[Required work]:
Exactly those lines that run from the one containing "Serialize everything readable" through the last line of the entries below should be printed, and no others.

[Supplied entries]:
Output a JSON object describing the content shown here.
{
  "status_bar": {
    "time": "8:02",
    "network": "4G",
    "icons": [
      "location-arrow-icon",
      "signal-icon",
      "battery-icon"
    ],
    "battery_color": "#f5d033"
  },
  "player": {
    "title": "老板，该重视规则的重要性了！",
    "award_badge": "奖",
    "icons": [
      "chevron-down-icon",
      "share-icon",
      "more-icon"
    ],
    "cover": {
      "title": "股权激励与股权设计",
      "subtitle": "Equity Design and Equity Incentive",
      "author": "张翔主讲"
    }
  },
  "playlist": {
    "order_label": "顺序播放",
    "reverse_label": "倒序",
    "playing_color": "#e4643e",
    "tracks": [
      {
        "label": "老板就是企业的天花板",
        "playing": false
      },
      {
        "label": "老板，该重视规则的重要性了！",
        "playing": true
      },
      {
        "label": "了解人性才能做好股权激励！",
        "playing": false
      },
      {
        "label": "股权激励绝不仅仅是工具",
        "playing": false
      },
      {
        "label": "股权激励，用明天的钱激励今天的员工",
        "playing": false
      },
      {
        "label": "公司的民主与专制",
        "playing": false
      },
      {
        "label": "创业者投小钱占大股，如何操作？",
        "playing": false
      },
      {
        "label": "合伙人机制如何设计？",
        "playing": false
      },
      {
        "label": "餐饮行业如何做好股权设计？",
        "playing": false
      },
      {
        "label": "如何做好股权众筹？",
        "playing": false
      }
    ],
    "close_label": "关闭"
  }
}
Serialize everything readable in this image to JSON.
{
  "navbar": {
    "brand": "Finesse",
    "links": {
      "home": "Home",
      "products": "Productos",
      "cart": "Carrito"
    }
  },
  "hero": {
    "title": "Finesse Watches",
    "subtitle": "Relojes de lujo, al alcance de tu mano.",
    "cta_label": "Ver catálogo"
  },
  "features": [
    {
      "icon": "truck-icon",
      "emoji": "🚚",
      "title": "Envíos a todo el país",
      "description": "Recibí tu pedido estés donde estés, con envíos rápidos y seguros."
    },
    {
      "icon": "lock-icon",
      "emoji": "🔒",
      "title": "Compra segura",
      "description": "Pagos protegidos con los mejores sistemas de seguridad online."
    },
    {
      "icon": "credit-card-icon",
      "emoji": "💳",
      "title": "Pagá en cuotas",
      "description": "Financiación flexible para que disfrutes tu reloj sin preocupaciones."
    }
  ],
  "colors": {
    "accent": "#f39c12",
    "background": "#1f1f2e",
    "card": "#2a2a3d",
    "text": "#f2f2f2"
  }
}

[Exercise result]:
Serialize everything readable in this image to JSON.
{
  "navbar": {
    "brand": "Finesse",
    "links": {
      "home": "Home",
      "products": "Productos",
      "cart": "Carrito"
    }
  },
  "hero": {
    "title": "Finesse Watches",
    "subtitle": "Relojes de lujo, al alcance de tu mano.",
    "cta_label": "Ver catálogo"
  },
  "features": [
    {
      "icon": "truck-icon",
      "emoji": "🚚",
      "title": "Envíos a todo el país",
      "description": "Recibí tu pedido estés donde estés, con envíos rápidos y seguros."
    },
    {
      "icon": "lock-icon",
      "emoji": "🔒",
      "title": "Compra segura",
      "description": "Pagos protegidos con los mejores sistemas de seguridad online."
    },
    {
      "icon": "credit-card-icon",
      "emoji": "💳",
      "title": "Pagá en cuotas",
      "description": "Financiación flexible para que disfrutes tu reloj sin preocupaciones."
    }
  ],
  "colors": {
    "accent": "#f39c12",
    "background": "#1f1f2e",
    "card": "#2a2a3d",
    "text": "#f2f2f2"
  }
}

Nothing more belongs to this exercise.